■ SUPPLIED MATERIAL
^^^^^^^^^^^^^^^^

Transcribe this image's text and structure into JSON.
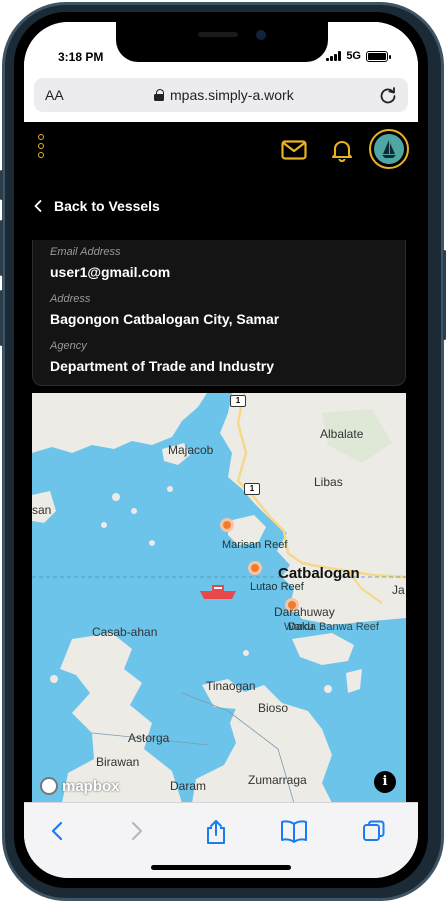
{
  "status_bar": {
    "time": "3:18 PM",
    "network": "5G"
  },
  "browser": {
    "aa_label": "AA",
    "url": "mpas.simply-a.work"
  },
  "app": {
    "back_label": "Back to Vessels",
    "accent_color": "#e8b420",
    "info": {
      "email_label": "Email Address",
      "email_value": "user1@gmail.com",
      "address_label": "Address",
      "address_value": "Bagongon Catbalogan City, Samar",
      "agency_label": "Agency",
      "agency_value": "Department of Trade and Industry"
    }
  },
  "map": {
    "labels": {
      "majacob": "Majacob",
      "albalate": "Albalate",
      "libas": "Libas",
      "san": "san",
      "marisan_reef": "Marisan Reef",
      "catbalogan": "Catbalogan",
      "lutao_reef": "Lutao Reef",
      "darahuway": "Darahuway",
      "daku": "Daku",
      "warda_banwa": "Warda Banwa Reef",
      "casab_ahan": "Casab-ahan",
      "tinaogan": "Tinaogan",
      "bioso": "Bioso",
      "astorga": "Astorga",
      "birawan": "Birawan",
      "daram": "Daram",
      "zumarraga": "Zumarraga",
      "ja": "Ja"
    },
    "road_shield_top": "1",
    "road_shield_mid": "1",
    "attribution": "mapbox",
    "info_glyph": "i",
    "vessel_icon": "boat-icon",
    "colors": {
      "water": "#6cc4ea",
      "land": "#ecebe5",
      "marker": "#f07b2c",
      "road": "#f5d98a"
    }
  },
  "toolbar": {
    "back_icon": "chevron-left-icon",
    "forward_icon": "chevron-right-icon",
    "share_icon": "share-icon",
    "bookmarks_icon": "book-icon",
    "tabs_icon": "tabs-icon"
  }
}
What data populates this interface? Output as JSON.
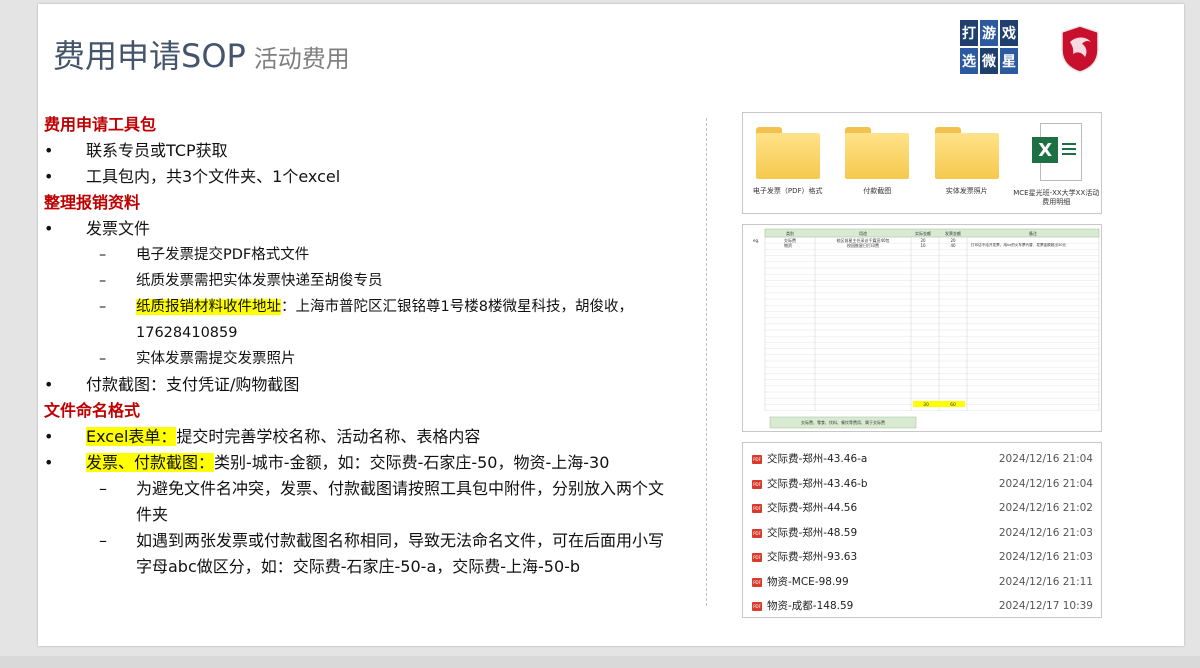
{
  "slide": {
    "title": "费用申请SOP",
    "subtitle": "活动费用",
    "logo_chars": [
      "打",
      "游",
      "戏",
      "选",
      "微",
      "星"
    ]
  },
  "sections": [
    {
      "heading": "费用申请工具包"
    },
    {
      "heading": "整理报销资料"
    },
    {
      "heading": "文件命名格式"
    }
  ],
  "bullets": {
    "toolkit_1": "联系专员或TCP获取",
    "toolkit_2": "工具包内，共3个文件夹、1个excel",
    "invoice": "发票文件",
    "invoice_sub_1": "电子发票提交PDF格式文件",
    "invoice_sub_2": "纸质发票需把实体发票快递至胡俊专员",
    "invoice_sub_3_hl": "纸质报销材料收件地址",
    "invoice_sub_3": "：上海市普陀区汇银铭尊1号楼8楼微星科技，胡俊收，17628410859",
    "invoice_sub_4": "实体发票需提交发票照片",
    "payment": "付款截图：支付凭证/购物截图",
    "naming_1_hl": "Excel表单：",
    "naming_1": "提交时完善学校名称、活动名称、表格内容",
    "naming_2_hl": "发票、付款截图：",
    "naming_2": "类别-城市-金额，如：交际费-石家庄-50，物资-上海-30",
    "naming_sub_1": "为避免文件名冲突，发票、付款截图请按照工具包中附件，分别放入两个文件夹",
    "naming_sub_2": "如遇到两张发票或付款截图名称相同，导致无法命名文件，可在后面用小写字母abc做区分，如：交际费-石家庄-50-a，交际费-上海-50-b"
  },
  "toolkit_files": [
    {
      "label": "电子发票（PDF）格式",
      "icon": "folder-icon"
    },
    {
      "label": "付款截图",
      "icon": "folder-icon"
    },
    {
      "label": "实体发票照片",
      "icon": "folder-icon"
    },
    {
      "label": "MCE星光班-XX大学XX活动费用明细",
      "icon": "excel-icon"
    }
  ],
  "sheet": {
    "headers": [
      "类别",
      "用途",
      "实际金额",
      "发票金额",
      "备注"
    ],
    "row_label": "eg.",
    "rows": [
      {
        "cat": "交际费",
        "use": "校区前星主任采访千篇宣40包",
        "actual": "20",
        "invoice": "20",
        "note": "打印店不给开发票，用xx的火车票代替，发票金额超出30元"
      },
      {
        "cat": "物资",
        "use": "校园推星日打印费",
        "actual": "10",
        "invoice": "40",
        "note": ""
      }
    ],
    "total_actual": "30",
    "total_invoice": "60",
    "footer_note": "交际费、零食、饮料、餐饮等费用、属于交际费"
  },
  "file_list": [
    {
      "name": "交际费-郑州-43.46-a",
      "date": "2024/12/16 21:04"
    },
    {
      "name": "交际费-郑州-43.46-b",
      "date": "2024/12/16 21:04"
    },
    {
      "name": "交际费-郑州-44.56",
      "date": "2024/12/16 21:02"
    },
    {
      "name": "交际费-郑州-48.59",
      "date": "2024/12/16 21:03"
    },
    {
      "name": "交际费-郑州-93.63",
      "date": "2024/12/16 21:03"
    },
    {
      "name": "物资-MCE-98.99",
      "date": "2024/12/16 21:11"
    },
    {
      "name": "物资-成都-148.59",
      "date": "2024/12/17 10:39"
    }
  ],
  "file_icon_text": "PDF",
  "colors": {
    "heading": "#c00000",
    "title": "#44546a",
    "highlight": "#ffff00",
    "sheet_header": "#d9ead3"
  }
}
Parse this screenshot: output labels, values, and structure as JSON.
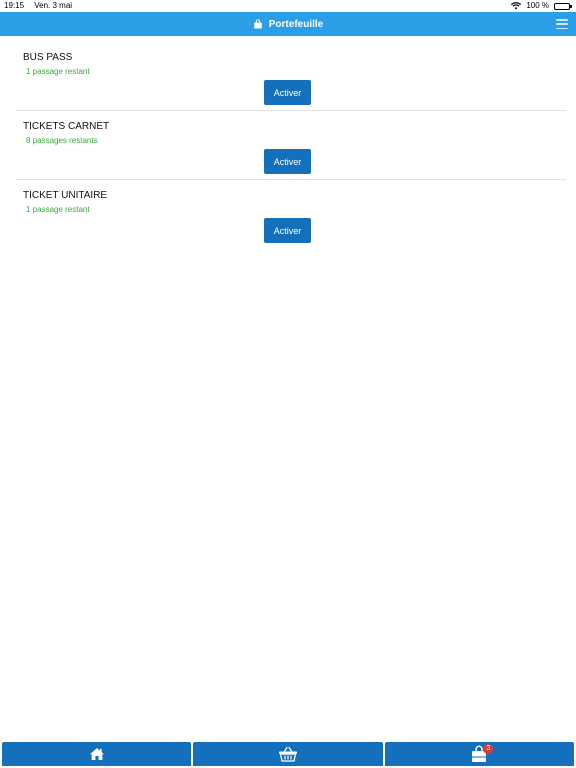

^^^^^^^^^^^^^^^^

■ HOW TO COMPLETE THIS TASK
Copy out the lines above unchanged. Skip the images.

■ ANSWER BOX
Transcribe this image's text and structure into JSON.
{
  "status_bar": {
    "time": "3:18 PM",
    "network": "5G"
  },
  "browser": {
    "aa_label": "AA",
    "url": "mpas.simply-a.work"
  },
  "app": {
    "back_label": "Back to Vessels",
    "accent_color": "#e8b420",
    "info": {
      "email_label": "Email Address",
      "email_value": "user1@gmail.com",
      "address_label": "Address",
      "address_value": "Bagongon Catbalogan City, Samar",
      "agency_label": "Agency",
      "agency_value": "Department of Trade and Industry"
    }
  },
  "map": {
    "labels": {
      "majacob": "Majacob",
      "albalate": "Albalate",
      "libas": "Libas",
      "san": "san",
      "marisan_reef": "Marisan Reef",
      "catbalogan": "Catbalogan",
      "lutao_reef": "Lutao Reef",
      "darahuway": "Darahuway",
      "daku": "Daku",
      "warda_banwa": "Warda Banwa Reef",
      "casab_ahan": "Casab-ahan",
      "tinaogan": "Tinaogan",
      "bioso": "Bioso",
      "astorga": "Astorga",
      "birawan": "Birawan",
      "daram": "Daram",
      "zumarraga": "Zumarraga",
      "ja": "Ja"
    },
    "road_shield_top": "1",
    "road_shield_mid": "1",
    "attribution": "mapbox",
    "info_glyph": "i",
    "vessel_icon": "boat-icon",
    "colors": {
      "water": "#6cc4ea",
      "land": "#ecebe5",
      "marker": "#f07b2c",
      "road": "#f5d98a"
    }
  },
  "toolbar": {
    "back_icon": "chevron-left-icon",
    "forward_icon": "chevron-right-icon",
    "share_icon": "share-icon",
    "bookmarks_icon": "book-icon",
    "tabs_icon": "tabs-icon"
  }
}
What data populates this interface? Output as JSON.
{
  "slide": {
    "title": "费用申请SOP",
    "subtitle": "活动费用",
    "logo_chars": [
      "打",
      "游",
      "戏",
      "选",
      "微",
      "星"
    ]
  },
  "sections": [
    {
      "heading": "费用申请工具包"
    },
    {
      "heading": "整理报销资料"
    },
    {
      "heading": "文件命名格式"
    }
  ],
  "bullets": {
    "toolkit_1": "联系专员或TCP获取",
    "toolkit_2": "工具包内，共3个文件夹、1个excel",
    "invoice": "发票文件",
    "invoice_sub_1": "电子发票提交PDF格式文件",
    "invoice_sub_2": "纸质发票需把实体发票快递至胡俊专员",
    "invoice_sub_3_hl": "纸质报销材料收件地址",
    "invoice_sub_3": "：上海市普陀区汇银铭尊1号楼8楼微星科技，胡俊收，17628410859",
    "invoice_sub_4": "实体发票需提交发票照片",
    "payment": "付款截图：支付凭证/购物截图",
    "naming_1_hl": "Excel表单：",
    "naming_1": "提交时完善学校名称、活动名称、表格内容",
    "naming_2_hl": "发票、付款截图：",
    "naming_2": "类别-城市-金额，如：交际费-石家庄-50，物资-上海-30",
    "naming_sub_1": "为避免文件名冲突，发票、付款截图请按照工具包中附件，分别放入两个文件夹",
    "naming_sub_2": "如遇到两张发票或付款截图名称相同，导致无法命名文件，可在后面用小写字母abc做区分，如：交际费-石家庄-50-a，交际费-上海-50-b"
  },
  "toolkit_files": [
    {
      "label": "电子发票（PDF）格式",
      "icon": "folder-icon"
    },
    {
      "label": "付款截图",
      "icon": "folder-icon"
    },
    {
      "label": "实体发票照片",
      "icon": "folder-icon"
    },
    {
      "label": "MCE星光班-XX大学XX活动费用明细",
      "icon": "excel-icon"
    }
  ],
  "sheet": {
    "headers": [
      "类别",
      "用途",
      "实际金额",
      "发票金额",
      "备注"
    ],
    "row_label": "eg.",
    "rows": [
      {
        "cat": "交际费",
        "use": "校区前星主任采访千篇宣40包",
        "actual": "20",
        "invoice": "20",
        "note": "打印店不给开发票，用xx的火车票代替，发票金额超出30元"
      },
      {
        "cat": "物资",
        "use": "校园推星日打印费",
        "actual": "10",
        "invoice": "40",
        "note": ""
      }
    ],
    "total_actual": "30",
    "total_invoice": "60",
    "footer_note": "交际费、零食、饮料、餐饮等费用、属于交际费"
  },
  "file_list": [
    {
      "name": "交际费-郑州-43.46-a",
      "date": "2024/12/16 21:04"
    },
    {
      "name": "交际费-郑州-43.46-b",
      "date": "2024/12/16 21:04"
    },
    {
      "name": "交际费-郑州-44.56",
      "date": "2024/12/16 21:02"
    },
    {
      "name": "交际费-郑州-48.59",
      "date": "2024/12/16 21:03"
    },
    {
      "name": "交际费-郑州-93.63",
      "date": "2024/12/16 21:03"
    },
    {
      "name": "物资-MCE-98.99",
      "date": "2024/12/16 21:11"
    },
    {
      "name": "物资-成都-148.59",
      "date": "2024/12/17 10:39"
    }
  ],
  "file_icon_text": "PDF",
  "colors": {
    "heading": "#c00000",
    "title": "#44546a",
    "highlight": "#ffff00",
    "sheet_header": "#d9ead3"
  }
}
Parse this screenshot: output labels, values, and structure as JSON.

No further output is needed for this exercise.